Equipped with a new policy, the National Collegiate Athletic Association (NCAA) encouraged a flood of Cal Poly athletes to sign with Barstool Sports. 

On June 30, the NCAA adopted a new policy surrounding name, image and likeness rules, which allowed college athletes to receive money, gifts and other items from companies. This was previously outlawed by the association. 

A day later, Barstool Sports founder and self-professed “El Presidente,” Dave Portnoy, put out a video via Instagram announcing the launch of Barstool Athletics. 

“If you play division one sports and blink at me, we’ll sign you,” Portnoy said in the Instagram video. “What do you want: merch, pizza, come to parties for free? You name it.”

Barstool Sports is a digital media company that was created in 2003 with a focus on sports and pop-culture. Centered in New York City, Barstool Sports is one of the most popular faces of sports media. For 18 years, the company has been creating content such as podcasts, blogs and social media posts catered to sports fans.

The brand new extension to the media and gambiling company came as thousands of student athletes across the country wanted to sign. 

Barstool is very prevalent on college campuses, amassing over 29.5 million followers across their main Instagram, Twitter and Tik Tok accounts and millions more following other affiliated Barstool pages. 

“I like the whole Barstool Corporation, so that’s what drew me to them,” senior on the women’s golf team Madi Daniel said.

Redshirt freshman wrestler Daniel Vizcarra was the first to sign to Barstool Athletics. Following Vizcarra was sophomore wrestler Trent Tracy, sophomore baseball player Joe Yorke, redshirt sophomore football player Judea Moon, freshman softball player Jessica Clements and over fifteen other Cal Poly athletes. 

When asked about his thought process while applying, Vizcarra said he thought “Screw it, I’m just going to apply and see what happens.” 

The application included sending a photo of yourself in a Cal Poly jersey, and signing various legal documentation required by Barstool for that photo to be used on all their accounts. When athletes are accepted and given the “Barstool Athlete” title, they are then required to tag the Barstool Athletics account on Instagram in their personal bio. 

“I honestly didn’t really expect to get it, but it was pretty cool when it happened,” Vizcarra said. “The process was easy and simple.”

Once accepted, all of the athletes were sent limited edition Barstool Athlete merchandise: a t-shirt, sweatshirt and sweatpants, as well as discounted prices on other items at the Barstool store.

Freshman cross country runner Nathan Babby signed with Barstool in the summer, and was somewhat disappointed with what the company has done for their signees. 

“It’s not a whole lot,” Babby said. “It’s just I get some free clothes to wear around.”

Barstool Athlete is reportedly looking to upgrade the perks for their signed athletes.
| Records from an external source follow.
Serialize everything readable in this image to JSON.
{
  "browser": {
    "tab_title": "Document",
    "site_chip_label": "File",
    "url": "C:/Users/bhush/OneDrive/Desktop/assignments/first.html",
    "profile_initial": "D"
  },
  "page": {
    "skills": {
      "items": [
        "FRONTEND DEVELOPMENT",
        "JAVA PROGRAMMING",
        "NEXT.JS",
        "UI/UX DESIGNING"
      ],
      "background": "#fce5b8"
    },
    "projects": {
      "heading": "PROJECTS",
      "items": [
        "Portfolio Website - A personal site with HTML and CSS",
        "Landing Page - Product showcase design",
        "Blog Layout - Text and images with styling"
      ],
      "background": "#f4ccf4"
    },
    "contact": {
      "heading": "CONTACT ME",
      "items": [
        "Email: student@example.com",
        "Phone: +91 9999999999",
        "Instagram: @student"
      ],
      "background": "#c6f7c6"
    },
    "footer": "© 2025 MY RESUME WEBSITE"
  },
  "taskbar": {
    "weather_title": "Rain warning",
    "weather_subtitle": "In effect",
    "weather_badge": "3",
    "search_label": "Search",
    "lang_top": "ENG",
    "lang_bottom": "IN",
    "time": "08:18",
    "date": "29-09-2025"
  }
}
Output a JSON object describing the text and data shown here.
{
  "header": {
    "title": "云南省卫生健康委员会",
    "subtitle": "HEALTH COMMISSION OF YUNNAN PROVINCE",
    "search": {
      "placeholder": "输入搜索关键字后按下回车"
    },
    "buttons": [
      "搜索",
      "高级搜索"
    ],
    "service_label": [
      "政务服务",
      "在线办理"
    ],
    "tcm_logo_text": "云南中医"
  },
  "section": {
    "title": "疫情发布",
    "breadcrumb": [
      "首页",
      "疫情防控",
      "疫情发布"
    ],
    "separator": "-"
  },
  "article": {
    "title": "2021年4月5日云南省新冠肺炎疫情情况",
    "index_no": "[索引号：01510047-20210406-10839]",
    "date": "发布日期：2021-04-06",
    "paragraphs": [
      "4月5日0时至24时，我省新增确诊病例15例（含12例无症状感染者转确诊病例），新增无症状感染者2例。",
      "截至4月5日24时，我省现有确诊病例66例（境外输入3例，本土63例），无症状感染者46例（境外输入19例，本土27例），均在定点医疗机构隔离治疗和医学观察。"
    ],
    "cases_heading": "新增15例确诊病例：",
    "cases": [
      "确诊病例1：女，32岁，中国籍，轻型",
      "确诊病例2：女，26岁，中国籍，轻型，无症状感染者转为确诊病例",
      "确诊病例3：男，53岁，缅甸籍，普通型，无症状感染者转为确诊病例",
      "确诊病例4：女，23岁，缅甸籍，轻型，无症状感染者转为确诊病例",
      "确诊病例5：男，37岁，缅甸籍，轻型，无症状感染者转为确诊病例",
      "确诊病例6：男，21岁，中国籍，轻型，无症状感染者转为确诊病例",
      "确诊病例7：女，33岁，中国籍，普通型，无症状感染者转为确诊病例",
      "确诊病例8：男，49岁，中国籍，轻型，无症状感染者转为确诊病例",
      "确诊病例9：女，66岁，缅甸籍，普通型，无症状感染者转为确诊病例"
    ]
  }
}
Currently, an “Athlete Card” is being developed for Barstool signees. According to Vizcarra, the card will potentially supply discounts to outside companies and fast food restaurants such as Chiptole. 

“Everything else is still in the works,” Daniel said. “It’s really fresh for them and for us, so they’re kind of maneuvering through all of their rules and regulations.”

Daniel, Vizcarra and Babby said they are happy with signing to Barstool and are looking to use it as a stepping stool to gain more sponsorships. 

Vizcarra is also signed to the company Liquid I.V. and wants to strike a deal with San Luis Obispo’s own MG Supplements.

“I reached out to MG Supplements and he said he would be down to sponsor me,” Vizcarra said. “So I’m definitely going to reach out again and see what’s up with that.”

Meanwhile, Babby said he is looking to make more deals in the future as he matures into a ranked runner and starts to gain more notoriety. 

“Being a freshman, I’m not going to be in the championship races this year, so the spotlight isn’t on me,” Babby said. “[But] if the opportunity arises where I could get a sponsorship, I would jump on it in a heartbeat”

Daniel said she is working on getting the word out on her own, as she hopes to gain local sponsorships as well.

“I’m definitely interested in getting some local SLO companies on my bag,” Daniel said. “Barstool is such a big corporation that them posting me and promoting me can get me a lot of other opportunities.”

Leave a comment

Your email address will not be published. Required fields are marked *